Material for this task
• • •
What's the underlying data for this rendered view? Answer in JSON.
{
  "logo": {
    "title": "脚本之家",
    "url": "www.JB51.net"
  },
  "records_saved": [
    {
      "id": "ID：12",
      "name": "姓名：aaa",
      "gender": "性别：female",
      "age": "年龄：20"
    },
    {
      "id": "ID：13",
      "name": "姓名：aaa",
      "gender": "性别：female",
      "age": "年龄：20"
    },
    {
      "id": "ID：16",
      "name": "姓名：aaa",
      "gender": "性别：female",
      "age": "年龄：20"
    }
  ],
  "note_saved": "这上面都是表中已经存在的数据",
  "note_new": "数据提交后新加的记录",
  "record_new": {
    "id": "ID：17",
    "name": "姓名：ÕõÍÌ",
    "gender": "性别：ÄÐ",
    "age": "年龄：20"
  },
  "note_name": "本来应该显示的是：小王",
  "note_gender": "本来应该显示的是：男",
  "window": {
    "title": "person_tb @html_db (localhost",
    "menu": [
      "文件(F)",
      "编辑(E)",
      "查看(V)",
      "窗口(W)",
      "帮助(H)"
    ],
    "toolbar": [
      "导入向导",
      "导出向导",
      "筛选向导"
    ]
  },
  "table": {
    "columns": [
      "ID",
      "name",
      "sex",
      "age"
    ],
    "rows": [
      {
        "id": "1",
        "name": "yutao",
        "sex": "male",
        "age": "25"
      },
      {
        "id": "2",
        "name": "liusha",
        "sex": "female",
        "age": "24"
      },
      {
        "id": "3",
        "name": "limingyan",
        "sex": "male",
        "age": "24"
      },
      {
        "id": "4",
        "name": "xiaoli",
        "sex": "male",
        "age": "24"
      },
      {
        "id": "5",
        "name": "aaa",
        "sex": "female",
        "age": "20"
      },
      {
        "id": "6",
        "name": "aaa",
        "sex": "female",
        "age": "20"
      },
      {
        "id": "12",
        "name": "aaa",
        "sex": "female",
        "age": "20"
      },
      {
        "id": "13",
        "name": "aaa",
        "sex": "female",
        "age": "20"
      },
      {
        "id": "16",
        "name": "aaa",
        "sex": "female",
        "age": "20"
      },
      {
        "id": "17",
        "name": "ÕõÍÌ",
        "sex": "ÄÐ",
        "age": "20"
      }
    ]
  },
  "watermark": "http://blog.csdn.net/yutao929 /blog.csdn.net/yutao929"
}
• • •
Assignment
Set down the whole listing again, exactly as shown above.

Solution to the problem
What's the underlying data for this rendered view? Answer in JSON.
{
  "logo": {
    "title": "脚本之家",
    "url": "www.JB51.net"
  },
  "records_saved": [
    {
      "id": "ID：12",
      "name": "姓名：aaa",
      "gender": "性别：female",
      "age": "年龄：20"
    },
    {
      "id": "ID：13",
      "name": "姓名：aaa",
      "gender": "性别：female",
      "age": "年龄：20"
    },
    {
      "id": "ID：16",
      "name": "姓名：aaa",
      "gender": "性别：female",
      "age": "年龄：20"
    }
  ],
  "note_saved": "这上面都是表中已经存在的数据",
  "note_new": "数据提交后新加的记录",
  "record_new": {
    "id": "ID：17",
    "name": "姓名：ÕõÍÌ",
    "gender": "性别：ÄÐ",
    "age": "年龄：20"
  },
  "note_name": "本来应该显示的是：小王",
  "note_gender": "本来应该显示的是：男",
  "window": {
    "title": "person_tb @html_db (localhost",
    "menu": [
      "文件(F)",
      "编辑(E)",
      "查看(V)",
      "窗口(W)",
      "帮助(H)"
    ],
    "toolbar": [
      "导入向导",
      "导出向导",
      "筛选向导"
    ]
  },
  "table": {
    "columns": [
      "ID",
      "name",
      "sex",
      "age"
    ],
    "rows": [
      {
        "id": "1",
        "name": "yutao",
        "sex": "male",
        "age": "25"
      },
      {
        "id": "2",
        "name": "liusha",
        "sex": "female",
        "age": "24"
      },
      {
        "id": "3",
        "name": "limingyan",
        "sex": "male",
        "age": "24"
      },
      {
        "id": "4",
        "name": "xiaoli",
        "sex": "male",
        "age": "24"
      },
      {
        "id": "5",
        "name": "aaa",
        "sex": "female",
        "age": "20"
      },
      {
        "id": "6",
        "name": "aaa",
        "sex": "female",
        "age": "20"
      },
      {
        "id": "12",
        "name": "aaa",
        "sex": "female",
        "age": "20"
      },
      {
        "id": "13",
        "name": "aaa",
        "sex": "female",
        "age": "20"
      },
      {
        "id": "16",
        "name": "aaa",
        "sex": "female",
        "age": "20"
      },
      {
        "id": "17",
        "name": "ÕõÍÌ",
        "sex": "ÄÐ",
        "age": "20"
      }
    ]
  },
  "watermark": "http://blog.csdn.net/yutao929 /blog.csdn.net/yutao929"
}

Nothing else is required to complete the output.